**Problem details**
Every line containing "JSON" should be copied out. Go through the entries and find them.

# # # # # # #

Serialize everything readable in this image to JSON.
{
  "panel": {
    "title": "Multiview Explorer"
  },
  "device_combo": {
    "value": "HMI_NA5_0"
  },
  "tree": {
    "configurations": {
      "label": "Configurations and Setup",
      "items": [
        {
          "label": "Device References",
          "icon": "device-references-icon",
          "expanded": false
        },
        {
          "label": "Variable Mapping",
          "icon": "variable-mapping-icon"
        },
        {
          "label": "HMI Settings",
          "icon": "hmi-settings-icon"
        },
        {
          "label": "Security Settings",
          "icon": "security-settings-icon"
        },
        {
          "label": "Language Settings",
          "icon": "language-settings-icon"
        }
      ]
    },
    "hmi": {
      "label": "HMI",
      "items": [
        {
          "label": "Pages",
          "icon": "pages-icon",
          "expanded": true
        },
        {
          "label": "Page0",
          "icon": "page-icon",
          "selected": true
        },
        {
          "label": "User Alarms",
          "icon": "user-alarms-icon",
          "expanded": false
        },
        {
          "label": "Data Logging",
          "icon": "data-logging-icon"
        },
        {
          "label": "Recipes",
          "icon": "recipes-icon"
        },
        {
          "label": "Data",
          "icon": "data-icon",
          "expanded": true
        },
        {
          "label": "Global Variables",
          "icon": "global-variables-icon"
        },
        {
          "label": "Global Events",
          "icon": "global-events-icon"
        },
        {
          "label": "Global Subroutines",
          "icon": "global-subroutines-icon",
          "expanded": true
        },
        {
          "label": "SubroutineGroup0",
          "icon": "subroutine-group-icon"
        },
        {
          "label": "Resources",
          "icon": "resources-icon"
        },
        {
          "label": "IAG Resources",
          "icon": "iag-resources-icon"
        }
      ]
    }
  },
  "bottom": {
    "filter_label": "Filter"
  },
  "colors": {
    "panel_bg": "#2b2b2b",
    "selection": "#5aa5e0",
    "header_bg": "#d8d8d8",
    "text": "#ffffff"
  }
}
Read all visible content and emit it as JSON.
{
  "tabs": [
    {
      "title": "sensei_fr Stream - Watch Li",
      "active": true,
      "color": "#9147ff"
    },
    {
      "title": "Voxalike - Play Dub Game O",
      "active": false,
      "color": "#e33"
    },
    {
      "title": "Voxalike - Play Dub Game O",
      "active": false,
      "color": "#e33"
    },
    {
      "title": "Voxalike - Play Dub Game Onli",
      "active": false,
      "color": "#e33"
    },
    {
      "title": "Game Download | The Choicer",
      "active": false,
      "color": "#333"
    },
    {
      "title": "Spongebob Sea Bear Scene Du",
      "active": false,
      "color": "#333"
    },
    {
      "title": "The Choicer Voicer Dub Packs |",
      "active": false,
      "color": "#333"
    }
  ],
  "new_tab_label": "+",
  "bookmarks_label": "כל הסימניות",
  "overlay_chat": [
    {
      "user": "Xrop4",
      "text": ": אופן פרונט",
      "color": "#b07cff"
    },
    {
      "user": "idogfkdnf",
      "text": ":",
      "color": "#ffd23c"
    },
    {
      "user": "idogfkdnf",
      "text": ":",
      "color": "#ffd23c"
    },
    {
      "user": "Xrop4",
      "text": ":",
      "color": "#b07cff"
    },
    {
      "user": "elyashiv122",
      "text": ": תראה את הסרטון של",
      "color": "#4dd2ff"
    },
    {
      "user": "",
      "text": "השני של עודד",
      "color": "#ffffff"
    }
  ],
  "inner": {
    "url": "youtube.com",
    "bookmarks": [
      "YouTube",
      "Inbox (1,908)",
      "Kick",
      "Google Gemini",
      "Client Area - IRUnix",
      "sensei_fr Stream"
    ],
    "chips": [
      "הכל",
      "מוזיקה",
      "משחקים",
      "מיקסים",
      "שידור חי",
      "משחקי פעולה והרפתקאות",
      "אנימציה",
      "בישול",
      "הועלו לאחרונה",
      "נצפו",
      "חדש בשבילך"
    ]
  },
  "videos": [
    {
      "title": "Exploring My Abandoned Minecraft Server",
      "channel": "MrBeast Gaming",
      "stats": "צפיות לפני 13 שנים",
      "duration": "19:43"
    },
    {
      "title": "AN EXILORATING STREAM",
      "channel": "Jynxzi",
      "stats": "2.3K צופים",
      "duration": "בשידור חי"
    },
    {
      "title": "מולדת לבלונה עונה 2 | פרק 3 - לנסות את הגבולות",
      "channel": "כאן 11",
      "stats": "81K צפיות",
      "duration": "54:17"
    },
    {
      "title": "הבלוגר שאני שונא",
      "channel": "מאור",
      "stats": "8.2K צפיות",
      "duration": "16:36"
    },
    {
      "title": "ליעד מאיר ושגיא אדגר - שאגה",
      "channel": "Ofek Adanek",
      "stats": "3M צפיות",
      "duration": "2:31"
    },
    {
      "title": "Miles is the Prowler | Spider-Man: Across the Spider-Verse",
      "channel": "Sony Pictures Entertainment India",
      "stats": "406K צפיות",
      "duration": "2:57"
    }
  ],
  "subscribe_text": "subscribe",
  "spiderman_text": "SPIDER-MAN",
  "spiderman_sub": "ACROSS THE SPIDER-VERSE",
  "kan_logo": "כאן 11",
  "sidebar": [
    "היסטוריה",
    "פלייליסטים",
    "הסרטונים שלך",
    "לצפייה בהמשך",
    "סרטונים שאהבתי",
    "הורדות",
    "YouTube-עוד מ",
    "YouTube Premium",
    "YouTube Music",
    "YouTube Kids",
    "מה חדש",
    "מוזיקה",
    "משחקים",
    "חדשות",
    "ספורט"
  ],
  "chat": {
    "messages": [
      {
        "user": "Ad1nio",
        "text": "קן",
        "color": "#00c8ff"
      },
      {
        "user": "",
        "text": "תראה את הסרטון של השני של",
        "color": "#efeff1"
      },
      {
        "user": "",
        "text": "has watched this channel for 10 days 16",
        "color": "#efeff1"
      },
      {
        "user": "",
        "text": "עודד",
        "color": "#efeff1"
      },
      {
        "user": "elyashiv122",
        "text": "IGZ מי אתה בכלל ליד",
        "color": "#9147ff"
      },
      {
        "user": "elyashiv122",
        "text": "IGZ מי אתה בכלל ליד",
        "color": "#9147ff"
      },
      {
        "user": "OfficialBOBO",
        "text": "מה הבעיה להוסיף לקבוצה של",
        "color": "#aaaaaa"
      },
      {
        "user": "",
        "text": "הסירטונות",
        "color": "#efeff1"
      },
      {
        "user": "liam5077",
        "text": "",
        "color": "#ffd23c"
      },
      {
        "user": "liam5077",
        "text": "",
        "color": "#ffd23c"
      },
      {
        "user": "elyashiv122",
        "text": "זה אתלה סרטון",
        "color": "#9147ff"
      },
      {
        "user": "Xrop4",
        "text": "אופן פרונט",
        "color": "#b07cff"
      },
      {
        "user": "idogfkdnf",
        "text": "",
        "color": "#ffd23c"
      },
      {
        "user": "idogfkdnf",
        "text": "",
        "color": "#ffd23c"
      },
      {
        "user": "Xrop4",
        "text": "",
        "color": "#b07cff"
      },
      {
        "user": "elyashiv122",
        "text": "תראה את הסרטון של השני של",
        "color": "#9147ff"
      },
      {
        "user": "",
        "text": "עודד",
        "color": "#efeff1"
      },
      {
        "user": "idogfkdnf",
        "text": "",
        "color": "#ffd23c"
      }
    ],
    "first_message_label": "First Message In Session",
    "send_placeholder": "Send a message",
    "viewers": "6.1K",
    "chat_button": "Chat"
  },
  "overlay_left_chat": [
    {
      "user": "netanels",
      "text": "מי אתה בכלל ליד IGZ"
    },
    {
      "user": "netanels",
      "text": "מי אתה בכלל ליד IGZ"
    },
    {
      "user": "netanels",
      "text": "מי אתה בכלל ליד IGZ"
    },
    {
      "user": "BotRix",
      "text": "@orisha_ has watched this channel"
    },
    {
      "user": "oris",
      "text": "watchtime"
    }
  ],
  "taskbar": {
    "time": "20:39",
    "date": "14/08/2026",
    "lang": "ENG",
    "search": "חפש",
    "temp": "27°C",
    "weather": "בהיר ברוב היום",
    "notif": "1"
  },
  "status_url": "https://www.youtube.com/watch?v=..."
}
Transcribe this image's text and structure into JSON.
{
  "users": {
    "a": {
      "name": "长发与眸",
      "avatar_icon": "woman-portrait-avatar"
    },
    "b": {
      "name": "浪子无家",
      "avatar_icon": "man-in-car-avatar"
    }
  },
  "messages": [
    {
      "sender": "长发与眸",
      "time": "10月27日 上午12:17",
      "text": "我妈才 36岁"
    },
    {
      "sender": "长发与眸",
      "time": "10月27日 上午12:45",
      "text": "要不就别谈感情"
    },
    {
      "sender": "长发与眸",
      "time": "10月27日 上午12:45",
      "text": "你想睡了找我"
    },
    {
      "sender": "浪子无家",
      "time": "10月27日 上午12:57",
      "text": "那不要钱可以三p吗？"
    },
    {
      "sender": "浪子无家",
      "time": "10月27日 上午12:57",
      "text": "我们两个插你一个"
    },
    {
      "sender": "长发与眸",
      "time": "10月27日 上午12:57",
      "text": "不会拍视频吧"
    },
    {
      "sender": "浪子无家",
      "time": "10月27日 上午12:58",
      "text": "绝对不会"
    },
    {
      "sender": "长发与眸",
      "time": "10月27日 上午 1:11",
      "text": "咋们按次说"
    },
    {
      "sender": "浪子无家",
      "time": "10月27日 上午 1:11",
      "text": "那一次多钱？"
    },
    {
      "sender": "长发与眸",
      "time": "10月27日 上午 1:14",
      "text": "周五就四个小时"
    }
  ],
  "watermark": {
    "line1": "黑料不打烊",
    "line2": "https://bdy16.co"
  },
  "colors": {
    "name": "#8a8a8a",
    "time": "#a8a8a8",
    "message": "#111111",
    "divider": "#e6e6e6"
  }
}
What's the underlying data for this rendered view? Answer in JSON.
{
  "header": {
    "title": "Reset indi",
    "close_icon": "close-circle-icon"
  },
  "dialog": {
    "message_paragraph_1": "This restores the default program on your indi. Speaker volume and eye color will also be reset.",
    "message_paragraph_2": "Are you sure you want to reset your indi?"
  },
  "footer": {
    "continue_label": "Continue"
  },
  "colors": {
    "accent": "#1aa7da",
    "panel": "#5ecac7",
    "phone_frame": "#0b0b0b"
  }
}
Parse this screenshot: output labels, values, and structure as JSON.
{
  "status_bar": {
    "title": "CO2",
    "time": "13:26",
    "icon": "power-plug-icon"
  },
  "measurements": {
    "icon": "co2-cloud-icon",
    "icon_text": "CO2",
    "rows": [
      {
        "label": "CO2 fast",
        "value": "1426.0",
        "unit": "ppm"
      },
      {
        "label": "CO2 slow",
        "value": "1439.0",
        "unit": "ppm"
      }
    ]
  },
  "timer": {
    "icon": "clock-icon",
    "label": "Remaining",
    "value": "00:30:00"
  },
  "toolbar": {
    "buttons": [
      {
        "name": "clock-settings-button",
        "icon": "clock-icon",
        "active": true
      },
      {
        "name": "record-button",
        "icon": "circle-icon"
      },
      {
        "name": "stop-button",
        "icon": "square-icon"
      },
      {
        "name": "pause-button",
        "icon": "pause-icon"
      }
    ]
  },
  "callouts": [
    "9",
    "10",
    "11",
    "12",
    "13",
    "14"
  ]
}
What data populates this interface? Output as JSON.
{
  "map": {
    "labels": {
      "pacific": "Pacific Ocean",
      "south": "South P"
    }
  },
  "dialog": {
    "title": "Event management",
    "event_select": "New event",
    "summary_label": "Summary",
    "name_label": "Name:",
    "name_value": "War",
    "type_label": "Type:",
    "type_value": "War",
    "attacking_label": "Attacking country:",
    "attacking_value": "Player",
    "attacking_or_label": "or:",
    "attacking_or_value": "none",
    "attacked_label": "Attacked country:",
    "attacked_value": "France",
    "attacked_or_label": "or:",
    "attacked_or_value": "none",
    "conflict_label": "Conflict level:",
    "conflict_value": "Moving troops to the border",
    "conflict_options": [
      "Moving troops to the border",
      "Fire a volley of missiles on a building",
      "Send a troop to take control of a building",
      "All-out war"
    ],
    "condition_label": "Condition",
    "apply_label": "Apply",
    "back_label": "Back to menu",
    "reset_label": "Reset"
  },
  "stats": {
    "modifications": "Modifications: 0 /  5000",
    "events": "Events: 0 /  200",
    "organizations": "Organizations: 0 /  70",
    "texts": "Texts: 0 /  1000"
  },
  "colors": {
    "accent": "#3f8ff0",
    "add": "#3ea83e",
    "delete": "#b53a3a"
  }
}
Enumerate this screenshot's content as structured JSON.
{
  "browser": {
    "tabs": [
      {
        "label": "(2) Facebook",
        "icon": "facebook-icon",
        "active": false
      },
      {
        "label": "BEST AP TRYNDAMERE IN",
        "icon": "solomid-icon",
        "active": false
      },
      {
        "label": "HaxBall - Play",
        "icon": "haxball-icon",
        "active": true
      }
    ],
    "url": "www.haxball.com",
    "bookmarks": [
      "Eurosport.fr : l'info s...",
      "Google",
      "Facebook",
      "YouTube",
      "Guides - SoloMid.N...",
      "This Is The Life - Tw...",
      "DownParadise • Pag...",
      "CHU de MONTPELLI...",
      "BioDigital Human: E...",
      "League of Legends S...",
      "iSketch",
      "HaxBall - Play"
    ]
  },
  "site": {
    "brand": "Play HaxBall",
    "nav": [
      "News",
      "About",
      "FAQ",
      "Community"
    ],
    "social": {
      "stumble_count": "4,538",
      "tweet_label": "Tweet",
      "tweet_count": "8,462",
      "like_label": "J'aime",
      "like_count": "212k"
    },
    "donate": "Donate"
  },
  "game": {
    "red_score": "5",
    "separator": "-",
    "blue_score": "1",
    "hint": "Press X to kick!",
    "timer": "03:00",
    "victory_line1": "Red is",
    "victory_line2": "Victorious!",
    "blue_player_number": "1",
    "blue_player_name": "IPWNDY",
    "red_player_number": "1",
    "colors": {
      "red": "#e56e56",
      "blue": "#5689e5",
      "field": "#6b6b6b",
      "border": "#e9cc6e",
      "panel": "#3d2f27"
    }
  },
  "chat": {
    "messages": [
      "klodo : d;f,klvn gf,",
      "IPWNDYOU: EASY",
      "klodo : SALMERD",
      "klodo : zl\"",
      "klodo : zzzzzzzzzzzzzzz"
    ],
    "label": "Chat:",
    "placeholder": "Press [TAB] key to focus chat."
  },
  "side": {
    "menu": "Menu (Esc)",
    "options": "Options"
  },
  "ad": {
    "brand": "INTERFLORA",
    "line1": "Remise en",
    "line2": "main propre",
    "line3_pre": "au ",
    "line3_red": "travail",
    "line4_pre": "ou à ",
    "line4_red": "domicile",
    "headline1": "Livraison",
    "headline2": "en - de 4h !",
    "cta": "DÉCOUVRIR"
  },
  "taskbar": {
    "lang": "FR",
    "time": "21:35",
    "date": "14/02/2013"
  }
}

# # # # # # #

**Exercise response**
Serialize everything readable in this image to JSON.
Read all visible content and emit it as JSON.
Transcribe this image's text and structure into JSON.
What's the underlying data for this rendered view? Answer in JSON.
Parse this screenshot: output labels, values, and structure as JSON.
What data populates this interface? Output as JSON.
Enumerate this screenshot's content as structured JSON.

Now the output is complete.